    Synonyms: requīrō, affectō, cupiō, quaerō, aveō, concupiō, petō, expetō, indigeō, circumspiciō, sitiō, spectō, voveō, appetō, intendō
    Antonyms: āversor, abhorreō
  3. (with dative) I am attached or favorable to, favor, support, side with
    alicui studereto side with someone
    • Caesar, de Bello Gallico VII, 20:
      Cui rei propter animi mollitiem studere omnes videret
      to which he perceived that all were inclined owing to their want of energy
  4. (especially Late Latin, Medieval Latin) I study, I apply myself to learning
  5. (Medieval Latin) I care, I think
    Synonyms: cōnsulō, cūrō, cōnsultō, colō, respiciō
    • [1678, du Cange, Glossarium mediæ et infimæ latinitatis, volume 3, column 977:
      STUDERE, Studiare : Curare, Gall. Penser. Gregorius Turon. lib. 6. Hist. c. 32.
      Glossary of middle and low Latin]

Usage notes[edit]

When used with a dative, studeō means to have a taste or inclination for a person or thing, to keep close to it.

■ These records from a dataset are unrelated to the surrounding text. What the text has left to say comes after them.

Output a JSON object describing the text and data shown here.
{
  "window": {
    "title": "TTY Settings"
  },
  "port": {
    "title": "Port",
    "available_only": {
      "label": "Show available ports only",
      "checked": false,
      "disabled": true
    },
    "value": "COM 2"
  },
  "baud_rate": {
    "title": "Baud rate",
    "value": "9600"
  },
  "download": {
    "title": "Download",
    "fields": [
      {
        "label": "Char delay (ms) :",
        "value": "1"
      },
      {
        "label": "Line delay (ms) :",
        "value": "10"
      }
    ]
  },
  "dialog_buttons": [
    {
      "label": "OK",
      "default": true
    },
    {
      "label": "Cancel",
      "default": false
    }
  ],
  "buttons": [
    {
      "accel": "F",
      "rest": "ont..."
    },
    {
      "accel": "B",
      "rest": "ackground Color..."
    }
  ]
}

The verb studeō used with an accusative means to search earnestly for a thing, to desire and covet it.


   Conjugation of studeō (second conjugation, no supine stem, active only)
indicative singular plural
first second third first second third
active present studeō studēs studet studēmus studētis student
imperfect studēbam studēbās studēbat studēbāmus studēbātis studēbant
future studēbō studēbis studēbit studēbimus studēbitis studēbunt
perfect studuī studuistī studuit studuimus studuistis studuērunt,
pluperfect studueram studuerās studuerat studuerāmus studuerātis studuerant
future perfect studuerō studueris studuerit studuerimus studueritis studuerint
subjunctive singular plural
first second third first second third
active present studeam studeās studeat studeāmus studeātis studeant
imperfect studērem studērēs studēret studērēmus studērētis studērent
perfect studuerim studuerīs studuerit studuerīmus studuerītis studuerint
pluperfect studuissem studuissēs studuisset studuissēmus studuissētis studuissent
imperative singular plural
first second third first second third
active present studē studēte
future studētō studētō studētōte studentō
non-finite forms active passive
present perfect future present perfect future
infinitives studēre studuisse
participles studēns
verbal nouns gerund supine
genitive dative accusative ablative accusative ablative
studendī studendō studendum studendō

Derived terms[edit]

Related terms[edit]



  • studeo”, in Charlton T. Lewis and Charles Short (1879) A Latin Dictionary, Oxford: Clarendon Press
  • studeo in Enrico Olivetti, editor (2003-2023) Dizionario Latino, Olivetti Media Communication
  • studeo”, in Charlton T. Lewis (1891) An Elementary Latin Dictionary, New York: Harper & Brothers
  • studeo in Gaffiot, Félix (1934) Dictionnaire illustré latin-français, Hachette
  • studere in Charles du Fresne du Cange’s Glossarium Mediæ et Infimæ Latinitatis (augmented edition with additions by D. P. Carpenterius, Adelungius and others, edited by Léopold Favre, 1883–1887)
  • Carl Meißner; Henry William Auden (1894) Latin Phrase-Book[1], London: Macmillan and Co.
    • to look favourably upon; to support: studere, favere alicui
    • to study Greek literature: graecis litteris studere
    • to have an inclination for a thing: studere alicui rei, studiosum esse alicuius rei
    • to have a taste for agriculture: agriculturae studere (opp. agriculturam deserere)
    • to embrace the cause of..., be a partisan of..: alicuius partibus studere
    • to hold revolutionary opinions: novis rebus studere
  • studeo in Ramminger, Johann (accessed 16 July 2016) Neulateinische Wortliste: Ein Wörterbuch des Lateinischen von Petrarca bis 1700[2], pre-publication website, 2005-2016